'''

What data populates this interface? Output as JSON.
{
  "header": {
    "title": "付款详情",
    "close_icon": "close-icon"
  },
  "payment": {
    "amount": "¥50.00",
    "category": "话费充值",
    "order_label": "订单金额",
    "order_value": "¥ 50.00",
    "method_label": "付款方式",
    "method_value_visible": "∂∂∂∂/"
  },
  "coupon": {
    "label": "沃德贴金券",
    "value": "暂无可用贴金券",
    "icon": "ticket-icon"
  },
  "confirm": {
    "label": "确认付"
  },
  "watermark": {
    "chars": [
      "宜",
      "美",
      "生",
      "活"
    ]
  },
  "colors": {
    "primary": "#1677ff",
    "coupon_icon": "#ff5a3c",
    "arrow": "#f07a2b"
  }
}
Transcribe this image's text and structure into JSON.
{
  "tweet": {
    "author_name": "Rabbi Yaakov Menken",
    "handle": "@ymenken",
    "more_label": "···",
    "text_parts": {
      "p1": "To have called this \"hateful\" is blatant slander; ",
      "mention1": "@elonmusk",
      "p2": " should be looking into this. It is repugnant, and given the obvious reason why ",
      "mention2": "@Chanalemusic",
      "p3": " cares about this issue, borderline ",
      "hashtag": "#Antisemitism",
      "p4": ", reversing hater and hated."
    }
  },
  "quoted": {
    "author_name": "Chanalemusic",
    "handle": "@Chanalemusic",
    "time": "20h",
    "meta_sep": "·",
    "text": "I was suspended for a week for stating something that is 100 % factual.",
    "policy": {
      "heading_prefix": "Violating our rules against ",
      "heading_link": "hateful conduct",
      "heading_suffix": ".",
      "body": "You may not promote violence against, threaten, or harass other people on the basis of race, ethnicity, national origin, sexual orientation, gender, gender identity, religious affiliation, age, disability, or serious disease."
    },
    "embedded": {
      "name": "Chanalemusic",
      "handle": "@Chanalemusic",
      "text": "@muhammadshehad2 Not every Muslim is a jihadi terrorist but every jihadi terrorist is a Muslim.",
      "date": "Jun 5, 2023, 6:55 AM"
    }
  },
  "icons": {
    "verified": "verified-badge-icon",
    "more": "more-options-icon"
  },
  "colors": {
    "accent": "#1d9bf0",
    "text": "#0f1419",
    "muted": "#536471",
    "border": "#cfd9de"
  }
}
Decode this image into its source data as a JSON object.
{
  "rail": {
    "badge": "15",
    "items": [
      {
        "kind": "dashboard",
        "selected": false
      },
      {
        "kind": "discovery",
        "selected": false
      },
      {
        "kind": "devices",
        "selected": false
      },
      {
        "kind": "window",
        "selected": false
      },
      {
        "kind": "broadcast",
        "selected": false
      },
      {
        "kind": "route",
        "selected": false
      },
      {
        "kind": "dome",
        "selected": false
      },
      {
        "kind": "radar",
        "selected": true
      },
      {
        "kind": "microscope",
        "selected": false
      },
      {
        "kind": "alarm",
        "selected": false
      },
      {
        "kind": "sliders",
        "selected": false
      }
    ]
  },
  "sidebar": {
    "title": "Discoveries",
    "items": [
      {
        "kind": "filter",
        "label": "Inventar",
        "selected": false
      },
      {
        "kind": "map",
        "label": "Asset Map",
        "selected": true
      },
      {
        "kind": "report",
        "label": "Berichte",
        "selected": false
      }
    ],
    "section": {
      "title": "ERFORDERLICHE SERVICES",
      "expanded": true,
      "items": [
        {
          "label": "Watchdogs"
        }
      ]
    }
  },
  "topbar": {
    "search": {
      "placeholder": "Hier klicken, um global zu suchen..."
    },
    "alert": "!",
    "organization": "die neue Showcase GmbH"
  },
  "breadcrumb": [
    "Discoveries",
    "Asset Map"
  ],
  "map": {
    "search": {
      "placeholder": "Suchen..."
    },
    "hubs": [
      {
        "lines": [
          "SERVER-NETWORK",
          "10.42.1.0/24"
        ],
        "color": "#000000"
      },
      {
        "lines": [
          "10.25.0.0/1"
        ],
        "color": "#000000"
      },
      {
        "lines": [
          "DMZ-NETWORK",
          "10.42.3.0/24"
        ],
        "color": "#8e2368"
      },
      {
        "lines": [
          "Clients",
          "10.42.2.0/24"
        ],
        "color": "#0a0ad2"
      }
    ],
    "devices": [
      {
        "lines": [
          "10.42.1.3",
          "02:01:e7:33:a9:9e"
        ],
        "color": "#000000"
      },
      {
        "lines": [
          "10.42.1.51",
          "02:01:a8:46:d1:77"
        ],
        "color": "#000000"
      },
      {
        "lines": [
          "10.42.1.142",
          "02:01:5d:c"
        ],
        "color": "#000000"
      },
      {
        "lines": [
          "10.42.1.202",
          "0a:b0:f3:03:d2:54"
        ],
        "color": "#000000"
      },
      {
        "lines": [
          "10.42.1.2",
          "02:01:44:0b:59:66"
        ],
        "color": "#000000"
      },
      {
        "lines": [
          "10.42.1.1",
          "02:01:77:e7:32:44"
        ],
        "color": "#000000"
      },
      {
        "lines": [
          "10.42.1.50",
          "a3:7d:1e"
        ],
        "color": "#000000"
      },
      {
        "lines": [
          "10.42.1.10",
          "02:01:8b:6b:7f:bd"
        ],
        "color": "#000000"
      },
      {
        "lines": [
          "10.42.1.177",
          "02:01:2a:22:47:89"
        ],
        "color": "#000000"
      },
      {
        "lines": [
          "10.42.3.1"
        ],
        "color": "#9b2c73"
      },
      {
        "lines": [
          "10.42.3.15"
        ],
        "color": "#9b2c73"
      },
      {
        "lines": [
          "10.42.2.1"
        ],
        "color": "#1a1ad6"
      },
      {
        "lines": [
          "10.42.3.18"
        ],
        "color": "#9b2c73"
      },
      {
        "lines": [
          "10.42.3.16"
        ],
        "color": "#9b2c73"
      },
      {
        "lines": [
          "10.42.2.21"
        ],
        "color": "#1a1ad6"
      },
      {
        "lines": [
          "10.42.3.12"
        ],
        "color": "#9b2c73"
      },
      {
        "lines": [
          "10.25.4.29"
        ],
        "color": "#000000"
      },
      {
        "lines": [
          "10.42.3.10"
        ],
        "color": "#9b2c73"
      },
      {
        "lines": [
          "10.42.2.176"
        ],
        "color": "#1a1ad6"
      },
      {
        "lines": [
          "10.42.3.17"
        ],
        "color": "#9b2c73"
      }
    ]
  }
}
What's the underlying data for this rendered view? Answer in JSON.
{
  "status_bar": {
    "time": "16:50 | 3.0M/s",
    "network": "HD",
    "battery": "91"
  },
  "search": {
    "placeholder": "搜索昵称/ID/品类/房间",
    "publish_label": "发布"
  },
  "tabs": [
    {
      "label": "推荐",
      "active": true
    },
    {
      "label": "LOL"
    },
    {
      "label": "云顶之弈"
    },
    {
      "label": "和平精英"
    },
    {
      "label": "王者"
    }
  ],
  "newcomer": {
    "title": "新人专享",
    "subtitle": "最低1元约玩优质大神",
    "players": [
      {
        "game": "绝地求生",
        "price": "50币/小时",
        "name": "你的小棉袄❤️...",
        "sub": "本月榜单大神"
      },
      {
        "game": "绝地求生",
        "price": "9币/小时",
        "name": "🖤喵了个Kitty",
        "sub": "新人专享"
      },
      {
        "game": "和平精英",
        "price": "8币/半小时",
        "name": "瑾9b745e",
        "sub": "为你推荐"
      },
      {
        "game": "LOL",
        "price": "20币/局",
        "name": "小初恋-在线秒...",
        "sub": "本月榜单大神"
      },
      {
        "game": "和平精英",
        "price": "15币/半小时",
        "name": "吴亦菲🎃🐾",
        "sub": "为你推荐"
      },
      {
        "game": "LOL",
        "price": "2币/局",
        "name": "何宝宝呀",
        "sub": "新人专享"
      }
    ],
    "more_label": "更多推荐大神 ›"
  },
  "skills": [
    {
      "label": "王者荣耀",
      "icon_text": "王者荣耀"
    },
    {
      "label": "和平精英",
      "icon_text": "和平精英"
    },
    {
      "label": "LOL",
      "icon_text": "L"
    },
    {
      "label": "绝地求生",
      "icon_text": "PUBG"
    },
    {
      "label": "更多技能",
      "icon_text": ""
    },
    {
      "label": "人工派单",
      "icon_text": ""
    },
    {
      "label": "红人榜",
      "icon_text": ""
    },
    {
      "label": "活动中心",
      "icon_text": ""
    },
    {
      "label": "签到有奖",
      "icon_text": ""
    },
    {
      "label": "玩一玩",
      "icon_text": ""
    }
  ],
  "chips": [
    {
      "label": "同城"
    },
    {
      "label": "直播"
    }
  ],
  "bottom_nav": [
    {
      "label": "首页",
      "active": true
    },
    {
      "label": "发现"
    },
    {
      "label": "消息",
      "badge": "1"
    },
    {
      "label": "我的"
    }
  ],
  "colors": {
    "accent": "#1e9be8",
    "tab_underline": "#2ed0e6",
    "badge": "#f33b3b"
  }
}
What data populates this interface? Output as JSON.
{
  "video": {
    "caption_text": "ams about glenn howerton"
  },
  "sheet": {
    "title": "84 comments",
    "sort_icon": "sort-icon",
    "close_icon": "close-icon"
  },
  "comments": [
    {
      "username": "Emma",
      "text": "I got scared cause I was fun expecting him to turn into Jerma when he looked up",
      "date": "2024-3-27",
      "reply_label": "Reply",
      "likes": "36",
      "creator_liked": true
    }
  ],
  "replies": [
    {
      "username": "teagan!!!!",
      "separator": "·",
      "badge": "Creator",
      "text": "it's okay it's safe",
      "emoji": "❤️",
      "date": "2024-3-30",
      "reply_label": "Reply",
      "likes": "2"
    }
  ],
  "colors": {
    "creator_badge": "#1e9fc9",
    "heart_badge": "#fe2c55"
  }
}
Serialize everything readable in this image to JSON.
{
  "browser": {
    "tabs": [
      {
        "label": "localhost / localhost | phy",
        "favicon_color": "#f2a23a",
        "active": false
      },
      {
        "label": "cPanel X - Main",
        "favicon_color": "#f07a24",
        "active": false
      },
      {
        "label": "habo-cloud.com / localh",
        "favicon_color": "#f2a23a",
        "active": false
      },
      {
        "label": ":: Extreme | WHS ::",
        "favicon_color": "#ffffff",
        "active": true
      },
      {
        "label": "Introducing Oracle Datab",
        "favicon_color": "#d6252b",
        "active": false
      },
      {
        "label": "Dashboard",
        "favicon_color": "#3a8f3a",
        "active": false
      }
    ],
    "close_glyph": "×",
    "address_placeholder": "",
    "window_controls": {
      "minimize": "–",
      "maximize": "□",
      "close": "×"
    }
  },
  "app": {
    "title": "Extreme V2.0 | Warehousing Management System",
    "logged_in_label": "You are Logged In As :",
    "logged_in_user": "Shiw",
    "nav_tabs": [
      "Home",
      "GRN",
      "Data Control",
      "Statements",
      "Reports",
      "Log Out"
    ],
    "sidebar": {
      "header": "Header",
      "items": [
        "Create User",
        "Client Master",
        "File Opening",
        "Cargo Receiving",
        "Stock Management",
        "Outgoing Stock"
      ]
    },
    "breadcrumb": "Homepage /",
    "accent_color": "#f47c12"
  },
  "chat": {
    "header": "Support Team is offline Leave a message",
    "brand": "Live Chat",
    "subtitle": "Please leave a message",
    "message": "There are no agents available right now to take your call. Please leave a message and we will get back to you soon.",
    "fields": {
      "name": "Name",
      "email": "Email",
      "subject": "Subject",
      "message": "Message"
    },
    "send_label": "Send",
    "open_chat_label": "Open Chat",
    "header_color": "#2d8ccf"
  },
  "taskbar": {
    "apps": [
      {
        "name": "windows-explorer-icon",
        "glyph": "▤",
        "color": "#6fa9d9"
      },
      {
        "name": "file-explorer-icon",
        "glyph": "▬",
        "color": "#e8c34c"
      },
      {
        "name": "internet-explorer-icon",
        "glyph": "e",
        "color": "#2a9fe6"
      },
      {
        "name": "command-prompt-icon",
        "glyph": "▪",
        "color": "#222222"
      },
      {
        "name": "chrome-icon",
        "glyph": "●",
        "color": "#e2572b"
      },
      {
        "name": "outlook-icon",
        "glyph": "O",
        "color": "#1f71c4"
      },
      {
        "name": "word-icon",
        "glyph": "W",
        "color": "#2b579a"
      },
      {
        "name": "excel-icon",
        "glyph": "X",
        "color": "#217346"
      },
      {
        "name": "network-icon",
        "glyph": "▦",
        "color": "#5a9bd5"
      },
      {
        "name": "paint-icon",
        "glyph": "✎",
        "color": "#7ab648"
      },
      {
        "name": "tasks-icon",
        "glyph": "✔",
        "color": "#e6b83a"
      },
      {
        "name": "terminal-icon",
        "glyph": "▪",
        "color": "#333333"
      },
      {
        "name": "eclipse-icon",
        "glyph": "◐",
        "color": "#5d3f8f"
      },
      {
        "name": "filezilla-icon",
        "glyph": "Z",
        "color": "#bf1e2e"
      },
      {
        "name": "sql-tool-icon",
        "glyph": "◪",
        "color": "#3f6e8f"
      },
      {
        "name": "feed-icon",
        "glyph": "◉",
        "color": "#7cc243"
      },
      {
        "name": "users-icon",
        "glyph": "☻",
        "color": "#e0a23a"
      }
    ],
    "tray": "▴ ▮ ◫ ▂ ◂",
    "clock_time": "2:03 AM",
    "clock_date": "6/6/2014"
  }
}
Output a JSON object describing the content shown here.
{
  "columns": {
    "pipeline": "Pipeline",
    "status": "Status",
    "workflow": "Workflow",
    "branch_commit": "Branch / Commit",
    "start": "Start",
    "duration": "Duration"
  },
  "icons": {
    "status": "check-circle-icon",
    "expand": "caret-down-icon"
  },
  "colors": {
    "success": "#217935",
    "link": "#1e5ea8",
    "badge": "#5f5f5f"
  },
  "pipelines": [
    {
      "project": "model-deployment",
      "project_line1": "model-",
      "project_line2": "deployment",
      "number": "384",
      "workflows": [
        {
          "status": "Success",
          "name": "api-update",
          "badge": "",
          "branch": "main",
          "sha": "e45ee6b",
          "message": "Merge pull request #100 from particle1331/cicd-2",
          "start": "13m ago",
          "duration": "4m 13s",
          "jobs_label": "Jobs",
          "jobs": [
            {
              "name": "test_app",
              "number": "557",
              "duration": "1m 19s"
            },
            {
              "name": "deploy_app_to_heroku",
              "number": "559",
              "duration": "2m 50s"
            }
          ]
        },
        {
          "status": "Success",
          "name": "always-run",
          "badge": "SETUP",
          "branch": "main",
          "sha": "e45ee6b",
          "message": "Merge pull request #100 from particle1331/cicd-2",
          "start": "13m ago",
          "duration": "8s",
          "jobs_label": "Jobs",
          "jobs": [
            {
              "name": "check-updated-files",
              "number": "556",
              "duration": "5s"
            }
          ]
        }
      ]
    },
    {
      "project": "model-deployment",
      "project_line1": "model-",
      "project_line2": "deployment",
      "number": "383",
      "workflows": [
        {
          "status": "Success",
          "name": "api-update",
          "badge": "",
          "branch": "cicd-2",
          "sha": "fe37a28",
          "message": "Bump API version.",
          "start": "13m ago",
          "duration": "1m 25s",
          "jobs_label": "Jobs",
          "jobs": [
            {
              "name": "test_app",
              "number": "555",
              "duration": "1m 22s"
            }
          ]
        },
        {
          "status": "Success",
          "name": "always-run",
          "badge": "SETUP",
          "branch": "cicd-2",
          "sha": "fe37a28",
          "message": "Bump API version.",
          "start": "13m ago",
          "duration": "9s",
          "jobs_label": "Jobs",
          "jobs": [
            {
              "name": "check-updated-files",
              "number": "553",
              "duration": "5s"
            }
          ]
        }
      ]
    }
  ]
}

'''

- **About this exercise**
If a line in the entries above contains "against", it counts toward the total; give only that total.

- **Exercise output**
2